Source data:
◆ ◆ ◆

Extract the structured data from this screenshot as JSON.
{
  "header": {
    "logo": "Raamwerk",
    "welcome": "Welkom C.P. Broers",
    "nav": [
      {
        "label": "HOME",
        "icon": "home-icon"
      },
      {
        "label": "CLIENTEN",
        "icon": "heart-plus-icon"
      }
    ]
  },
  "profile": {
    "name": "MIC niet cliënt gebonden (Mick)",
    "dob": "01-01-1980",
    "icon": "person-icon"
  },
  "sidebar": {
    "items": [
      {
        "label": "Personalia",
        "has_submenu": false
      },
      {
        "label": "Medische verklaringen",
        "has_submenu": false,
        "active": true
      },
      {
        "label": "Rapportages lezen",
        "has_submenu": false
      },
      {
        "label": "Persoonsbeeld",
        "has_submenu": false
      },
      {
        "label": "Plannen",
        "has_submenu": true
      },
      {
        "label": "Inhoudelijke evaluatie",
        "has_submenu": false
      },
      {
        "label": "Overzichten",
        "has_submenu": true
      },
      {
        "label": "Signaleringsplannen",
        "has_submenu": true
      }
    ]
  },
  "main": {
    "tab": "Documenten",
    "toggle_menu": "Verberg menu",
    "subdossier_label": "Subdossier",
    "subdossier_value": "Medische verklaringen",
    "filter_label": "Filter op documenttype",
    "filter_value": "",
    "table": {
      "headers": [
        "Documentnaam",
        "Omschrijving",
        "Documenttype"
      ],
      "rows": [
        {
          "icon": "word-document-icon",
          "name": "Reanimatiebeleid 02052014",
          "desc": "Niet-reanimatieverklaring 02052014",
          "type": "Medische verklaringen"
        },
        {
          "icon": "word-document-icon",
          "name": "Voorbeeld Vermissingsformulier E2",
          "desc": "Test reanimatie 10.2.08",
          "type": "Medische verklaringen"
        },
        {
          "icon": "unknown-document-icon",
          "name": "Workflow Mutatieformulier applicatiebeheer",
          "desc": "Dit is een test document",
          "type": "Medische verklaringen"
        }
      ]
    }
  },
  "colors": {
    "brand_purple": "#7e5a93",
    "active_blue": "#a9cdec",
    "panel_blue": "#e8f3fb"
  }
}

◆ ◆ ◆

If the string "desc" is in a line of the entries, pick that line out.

          "desc": "Niet-reanimatieverklaring 02052014",
          "desc": "Test reanimatie 10.2.08",
          "desc": "Dit is een test document",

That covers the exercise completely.